Take the and then add the .org, .gov or edu to your keyword search.

Search at the medical professional organization: Alzheimer's Association, American Chronic Pain Association, American Diabetes Association, American Psychiatric Association and more.

Search at medical universities and colleges: the American College of Physicians (ACP), Cleveland Clinic, Harvard Health, Mayo Clinic, Johns Hopkins, and more.

Search the remarkable resources available at state and federal government sites: Medline Plus, Medscape, the Merck Manual, Medical News Today, PubMed.

The US government sites in particular. The Centers for Disease Control and the National Institutes of Health can be extremely valuable.

Presari lets you search and select dozens of these top medical establishments from one platform. 


Use the right keywords when you search

Start with first searches using the keywords describing your diagnosis or the medical terms for the disease, illness or disorder. Then study the results.

Then add more words to your starting keywords and search again. Add the <disease word> and the <action word> together. 

This will reduce the number of results you get and narrow down the results to the specific education you need.

Then use search word rotation keeping the disease word the same and changing out the action word.  Consecutivily search and study each new set of results. 

Use keywords like these: symptoms, testing, diagnosis, treatment, treatment alternatives, prognosis, surgery, recovery, rehabilitation.


Pancreatic cancer symptoms


Pancreatic cancer testing


Pancreatic cancer diagnosis


Pancreatic cancer treatment

Realize that some search engines and sources will give you better results than others. 

Google and Bing do very well on phrase searchs, also known as semantic searches. Other search engines can best be used with only two or three word searches. 

Many search engine sites also have their own technology that allows you to do expanded custom searching. 

Do a new search to match the informational needs of your situation, selecting the keywords that focus on what you need to be educated on.


Use Phrase Searching – The four most powerful health searches to do

Some search engines allow you to use multi-word searches.
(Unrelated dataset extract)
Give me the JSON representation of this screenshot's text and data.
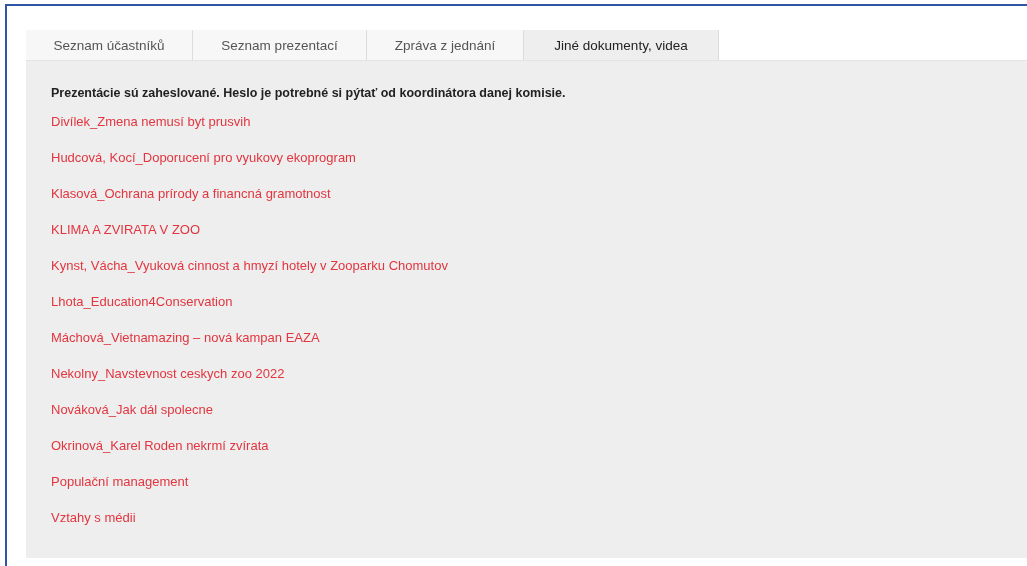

There are certain magic words that will open up the doors to education quicker than others.

Here are a few of the best ones with an example:

What You Need to Know

What you need to know Pancreatic Cancer

Dealing with  

Dealing with Pancreatic Cancer

Coping with

Coping with Pancreatic Cancer

Finding the Best Doctor

Finding the Best Doctor Pancreatic Cancer

Questions to Ask the Doctor

Questions to Ask the Doctor Pancreatic Cancer

Latest Treatment News

Latest Treatment News Pancreatic Cancer


Getting Help Locally

You can find people in your area who are going through the same thing you are going through.

Enter your with the word Support Group or the words Networking Group plus the name of . 

Search on your disease word at Meetup and Facebook and look for groups in your area.

Pancreatic Cancer Support Group Seattle

Pancreatic Cancer Networking Group Seattle


Remember that not all search engines are equal. If you do a phrase search and the results you get don’t make sense, then start removing keywords one at a time, then rerun the search at the site you are on.